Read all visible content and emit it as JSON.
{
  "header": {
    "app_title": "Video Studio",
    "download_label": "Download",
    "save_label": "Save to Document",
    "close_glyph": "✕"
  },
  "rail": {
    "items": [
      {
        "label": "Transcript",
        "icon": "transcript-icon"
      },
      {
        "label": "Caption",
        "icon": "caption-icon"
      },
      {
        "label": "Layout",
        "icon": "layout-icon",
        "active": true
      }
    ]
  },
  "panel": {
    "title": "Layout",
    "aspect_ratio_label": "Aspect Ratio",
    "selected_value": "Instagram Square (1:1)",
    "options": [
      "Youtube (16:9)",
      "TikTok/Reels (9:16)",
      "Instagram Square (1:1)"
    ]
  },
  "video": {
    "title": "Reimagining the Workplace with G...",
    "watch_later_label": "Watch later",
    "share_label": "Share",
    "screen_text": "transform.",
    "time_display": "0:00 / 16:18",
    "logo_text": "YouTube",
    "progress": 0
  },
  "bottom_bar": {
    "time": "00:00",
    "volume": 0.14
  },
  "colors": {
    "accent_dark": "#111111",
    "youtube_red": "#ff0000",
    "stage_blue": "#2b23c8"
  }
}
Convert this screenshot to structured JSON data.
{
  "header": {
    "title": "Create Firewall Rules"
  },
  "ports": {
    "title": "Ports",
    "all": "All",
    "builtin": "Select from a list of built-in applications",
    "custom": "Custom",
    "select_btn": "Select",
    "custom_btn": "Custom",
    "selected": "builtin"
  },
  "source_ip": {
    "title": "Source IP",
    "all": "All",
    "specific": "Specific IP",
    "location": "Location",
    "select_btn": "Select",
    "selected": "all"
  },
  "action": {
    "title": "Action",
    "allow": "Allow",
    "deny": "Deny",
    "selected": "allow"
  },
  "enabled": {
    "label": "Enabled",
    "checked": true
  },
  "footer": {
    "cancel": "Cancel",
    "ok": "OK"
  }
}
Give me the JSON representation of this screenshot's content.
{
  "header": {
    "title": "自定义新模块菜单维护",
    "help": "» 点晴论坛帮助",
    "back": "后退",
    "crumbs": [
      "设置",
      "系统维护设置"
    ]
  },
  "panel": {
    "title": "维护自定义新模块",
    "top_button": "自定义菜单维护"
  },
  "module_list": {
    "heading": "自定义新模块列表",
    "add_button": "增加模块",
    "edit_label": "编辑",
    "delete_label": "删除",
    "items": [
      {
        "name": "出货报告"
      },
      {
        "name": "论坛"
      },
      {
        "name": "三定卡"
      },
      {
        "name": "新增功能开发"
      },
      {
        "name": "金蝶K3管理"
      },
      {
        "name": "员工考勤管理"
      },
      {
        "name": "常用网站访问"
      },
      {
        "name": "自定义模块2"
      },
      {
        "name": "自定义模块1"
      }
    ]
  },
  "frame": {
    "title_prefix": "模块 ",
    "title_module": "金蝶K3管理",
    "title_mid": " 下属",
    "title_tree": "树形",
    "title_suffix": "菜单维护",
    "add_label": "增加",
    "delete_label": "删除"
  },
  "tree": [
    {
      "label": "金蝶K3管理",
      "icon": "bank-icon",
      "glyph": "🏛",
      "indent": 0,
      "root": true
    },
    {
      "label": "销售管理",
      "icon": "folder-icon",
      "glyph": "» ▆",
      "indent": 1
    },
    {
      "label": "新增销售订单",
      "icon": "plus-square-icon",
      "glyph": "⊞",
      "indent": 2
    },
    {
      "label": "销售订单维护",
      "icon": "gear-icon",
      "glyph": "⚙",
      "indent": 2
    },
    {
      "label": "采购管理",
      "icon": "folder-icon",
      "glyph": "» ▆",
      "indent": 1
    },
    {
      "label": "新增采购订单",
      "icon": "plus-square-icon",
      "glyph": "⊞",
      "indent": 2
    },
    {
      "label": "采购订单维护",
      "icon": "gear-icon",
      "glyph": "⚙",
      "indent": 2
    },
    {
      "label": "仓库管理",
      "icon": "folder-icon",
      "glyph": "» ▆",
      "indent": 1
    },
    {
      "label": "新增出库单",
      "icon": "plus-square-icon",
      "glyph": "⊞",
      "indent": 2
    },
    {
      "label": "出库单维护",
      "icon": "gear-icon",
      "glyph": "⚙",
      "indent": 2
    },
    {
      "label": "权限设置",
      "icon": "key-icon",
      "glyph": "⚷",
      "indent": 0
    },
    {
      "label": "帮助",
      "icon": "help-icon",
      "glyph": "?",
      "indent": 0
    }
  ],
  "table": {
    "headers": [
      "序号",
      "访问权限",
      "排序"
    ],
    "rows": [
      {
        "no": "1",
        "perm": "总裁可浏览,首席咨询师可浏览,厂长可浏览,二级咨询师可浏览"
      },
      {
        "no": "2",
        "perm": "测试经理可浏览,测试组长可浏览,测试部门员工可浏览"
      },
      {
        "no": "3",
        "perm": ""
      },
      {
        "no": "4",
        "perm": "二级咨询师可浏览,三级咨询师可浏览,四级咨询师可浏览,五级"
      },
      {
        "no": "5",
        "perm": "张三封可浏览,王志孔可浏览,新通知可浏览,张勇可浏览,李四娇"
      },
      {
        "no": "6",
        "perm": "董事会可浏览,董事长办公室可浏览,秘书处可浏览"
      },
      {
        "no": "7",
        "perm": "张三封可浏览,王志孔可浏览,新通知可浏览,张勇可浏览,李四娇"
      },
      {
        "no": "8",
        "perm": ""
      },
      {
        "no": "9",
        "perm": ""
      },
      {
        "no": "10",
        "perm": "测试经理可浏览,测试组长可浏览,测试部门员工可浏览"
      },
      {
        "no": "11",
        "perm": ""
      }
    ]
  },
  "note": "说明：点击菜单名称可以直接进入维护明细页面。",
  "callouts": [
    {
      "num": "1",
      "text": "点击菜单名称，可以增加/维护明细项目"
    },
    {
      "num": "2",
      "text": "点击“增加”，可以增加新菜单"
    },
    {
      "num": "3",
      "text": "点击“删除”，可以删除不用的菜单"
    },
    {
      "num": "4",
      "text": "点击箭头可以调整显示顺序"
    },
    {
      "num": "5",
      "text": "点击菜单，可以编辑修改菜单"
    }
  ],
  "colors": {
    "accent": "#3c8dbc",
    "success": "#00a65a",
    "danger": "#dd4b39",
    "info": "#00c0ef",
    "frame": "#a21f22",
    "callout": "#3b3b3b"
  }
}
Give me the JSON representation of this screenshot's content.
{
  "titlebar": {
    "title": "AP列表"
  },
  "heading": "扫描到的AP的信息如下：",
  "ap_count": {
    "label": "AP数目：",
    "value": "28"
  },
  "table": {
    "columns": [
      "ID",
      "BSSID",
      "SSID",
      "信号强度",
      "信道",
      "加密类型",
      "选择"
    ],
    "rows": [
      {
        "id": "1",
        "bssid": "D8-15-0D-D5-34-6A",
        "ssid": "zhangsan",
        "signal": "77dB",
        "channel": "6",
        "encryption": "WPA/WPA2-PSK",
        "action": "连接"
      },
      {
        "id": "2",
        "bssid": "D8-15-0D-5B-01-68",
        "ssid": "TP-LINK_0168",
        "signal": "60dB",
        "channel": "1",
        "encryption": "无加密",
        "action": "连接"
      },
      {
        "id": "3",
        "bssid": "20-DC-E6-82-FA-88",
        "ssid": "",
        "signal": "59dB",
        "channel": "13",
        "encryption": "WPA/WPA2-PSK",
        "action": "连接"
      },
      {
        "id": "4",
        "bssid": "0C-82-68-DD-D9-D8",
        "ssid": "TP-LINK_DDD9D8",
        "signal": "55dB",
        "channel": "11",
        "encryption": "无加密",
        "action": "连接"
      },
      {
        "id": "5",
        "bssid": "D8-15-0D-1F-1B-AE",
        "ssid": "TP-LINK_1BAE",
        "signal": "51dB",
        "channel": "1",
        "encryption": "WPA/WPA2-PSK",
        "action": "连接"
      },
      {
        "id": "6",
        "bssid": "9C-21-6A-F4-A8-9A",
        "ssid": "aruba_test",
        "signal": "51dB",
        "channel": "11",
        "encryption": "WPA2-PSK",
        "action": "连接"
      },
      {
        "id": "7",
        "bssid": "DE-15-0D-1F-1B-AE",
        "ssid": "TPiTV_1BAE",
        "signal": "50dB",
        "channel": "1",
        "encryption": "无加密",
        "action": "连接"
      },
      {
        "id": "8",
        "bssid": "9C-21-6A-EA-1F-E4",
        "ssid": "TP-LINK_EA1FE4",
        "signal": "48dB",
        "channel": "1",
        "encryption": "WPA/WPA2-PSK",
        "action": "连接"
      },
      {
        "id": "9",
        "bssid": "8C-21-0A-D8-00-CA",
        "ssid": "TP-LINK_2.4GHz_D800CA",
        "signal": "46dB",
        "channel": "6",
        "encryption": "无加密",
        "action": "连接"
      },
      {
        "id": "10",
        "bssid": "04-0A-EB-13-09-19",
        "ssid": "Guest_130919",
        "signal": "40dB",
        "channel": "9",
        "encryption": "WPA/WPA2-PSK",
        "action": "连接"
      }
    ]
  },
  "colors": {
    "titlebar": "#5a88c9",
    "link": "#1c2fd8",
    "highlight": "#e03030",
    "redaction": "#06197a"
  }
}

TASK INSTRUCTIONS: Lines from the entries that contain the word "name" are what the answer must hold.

TASK OUTPUT:
        "name": "出货报告"
        "name": "论坛"
        "name": "三定卡"
        "name": "新增功能开发"
        "name": "金蝶K3管理"
        "name": "员工考勤管理"
        "name": "常用网站访问"
        "name": "自定义模块2"
        "name": "自定义模块1"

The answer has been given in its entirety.